If you suspect you have it, you will want to visit a physician for an exam. If you are just suspicious, you may be experiencing it; the most common symptoms include a lump at the base of a finger, a feeling that the finger catches or pops when moved, and a feeling of pain when a finger is bent or straightened.
Treatment for Trigger Finger
Though the condition varies from person to person, there are several typical treatment options used before any sort of surgical intervention is suggested. They include:
- Resting it and avoiding the movement that led to injury or overuse
- Splinting to keep the finger in the straight position and help alleviate pain, discomfort, and the desire to clench
- Exercises that gently stretch and improve range of motion
- Medications that will help relieve pain and inflammation to improve movement
- Steroid injections
The steroid injections are most often a corticosteroid or cortisone and will be aimed at the tendon sheath that rests at the base of the affected digit. The injection can resolve the triggering pattern, but it is not always going to improve the issue over the long term. Typically, a physician will recommend a series of two injections, and if they do not resolve or alleviate the issue, they will refer the patient to surgery.
As noted, those with diabetes seem less likely to attain relief of the symptoms, but should still receive treatment as a means of avoiding surgical intervention if possible.
Steroid Injections for Arthritis
Arthritis, even when contained to a small joint, can wreak havoc. If you have the issue already, you are well aware of that fact. You might try to grasp a pen, open a jar, or use the hand and find yourself unable to do so. The use of an injection directly into the joint (or joints) affected by arthritis will usually help to address inflammation.
What this means is quite simple: Get that targeted injection, and there is an immediate reduction in pain, redness, and swelling. In addition to addressing these issues, they are usually, according to WebMD, “generally well tolerated and are less likely than other forms of steroid medications to produce serious side effects.”
If you are someone with arthritis in your hand or fingers, and your doctor is recommending treatment, it can be useful to understand how and why it will help.
There are more than 110 kinds of arthritis, though it is most likely RA that has affected your hands.

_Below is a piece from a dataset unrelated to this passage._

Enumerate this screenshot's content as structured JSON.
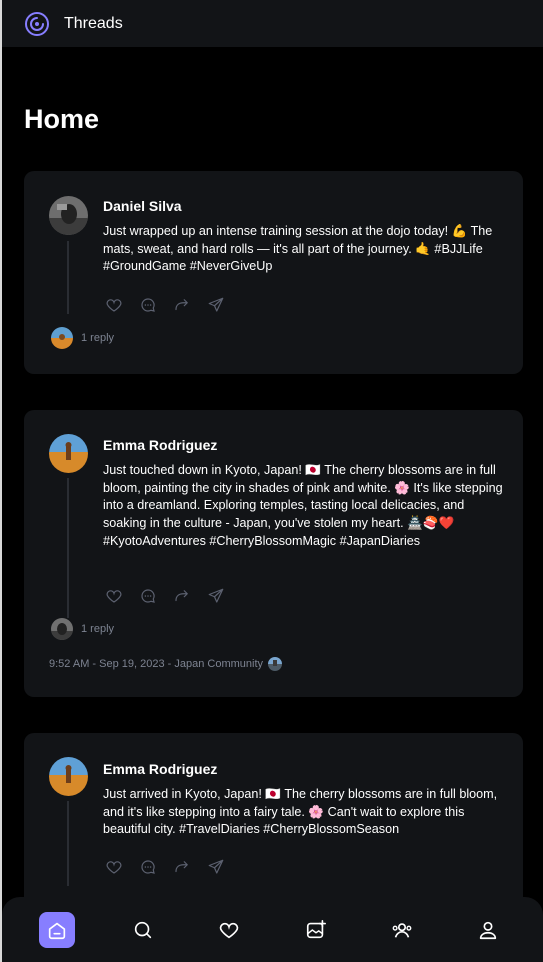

It is an autoimmune condition that causes the body to attack healthy joints, and will eventually cause more than just chronic pain or swelling. It breaks down cartilage and leads to stiffness, deformity, and loss of function in the joint.
When getting treatment, a physician will simply cleanse the area for injection and then evaluate whether excess fluid will need to be removed. If so, they insert a syringe and remove the fluid to relieve pain and pressure. The removal of the fluid also helps the steroid injection work more efficiently.
The steroid is going to be injected directly into the joint, and most patients say that pain relief is instantaneous, while the swelling and inflammation begin to recede in a few hours. Most can anticipate relief for months before another intervention is required.
While the injection is going to work quickly, there are some side effects to consider. They include possible weight gain, intestinal ulcers, osteoporosis, high blood pressure, diabetes, and vision problems. There are also some who experience weakening or thinning of the joints upon receiving treatment.
Working with Experts
The use of steroid injections is something that comes with benefits and some risks. Because adverse side effects are rare and infrequent, many people receive the injections to address their arthritis or trigger finger issues.
The National Institutes for Health said that “steroid injections are an effective first-line intervention for the treatment of trigger digit,” and other conditions. They must be done by a medical professional and monitored for their results. The good news is that they are proven effective and safe and are a good choice before surgical interventions or more aggressive treatments are used.